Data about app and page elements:
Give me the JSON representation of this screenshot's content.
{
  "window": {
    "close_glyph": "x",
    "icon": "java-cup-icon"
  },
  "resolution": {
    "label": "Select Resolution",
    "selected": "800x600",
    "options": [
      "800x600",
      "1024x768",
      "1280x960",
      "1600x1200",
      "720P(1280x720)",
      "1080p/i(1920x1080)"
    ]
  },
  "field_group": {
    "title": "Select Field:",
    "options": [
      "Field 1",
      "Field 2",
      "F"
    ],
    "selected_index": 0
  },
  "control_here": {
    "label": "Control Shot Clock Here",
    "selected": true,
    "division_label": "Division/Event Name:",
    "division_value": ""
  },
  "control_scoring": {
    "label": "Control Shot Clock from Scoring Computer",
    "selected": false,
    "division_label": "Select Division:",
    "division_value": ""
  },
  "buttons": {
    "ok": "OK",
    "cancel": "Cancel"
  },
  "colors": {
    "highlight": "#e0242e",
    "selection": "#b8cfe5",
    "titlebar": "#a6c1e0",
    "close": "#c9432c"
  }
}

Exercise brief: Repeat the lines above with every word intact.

Response:
Give me the JSON representation of this screenshot's content.
{
  "window": {
    "close_glyph": "x",
    "icon": "java-cup-icon"
  },
  "resolution": {
    "label": "Select Resolution",
    "selected": "800x600",
    "options": [
      "800x600",
      "1024x768",
      "1280x960",
      "1600x1200",
      "720P(1280x720)",
      "1080p/i(1920x1080)"
    ]
  },
  "field_group": {
    "title": "Select Field:",
    "options": [
      "Field 1",
      "Field 2",
      "F"
    ],
    "selected_index": 0
  },
  "control_here": {
    "label": "Control Shot Clock Here",
    "selected": true,
    "division_label": "Division/Event Name:",
    "division_value": ""
  },
  "control_scoring": {
    "label": "Control Shot Clock from Scoring Computer",
    "selected": false,
    "division_label": "Select Division:",
    "division_value": ""
  },
  "buttons": {
    "ok": "OK",
    "cancel": "Cancel"
  },
  "colors": {
    "highlight": "#e0242e",
    "selection": "#b8cfe5",
    "titlebar": "#a6c1e0",
    "close": "#c9432c"
  }
}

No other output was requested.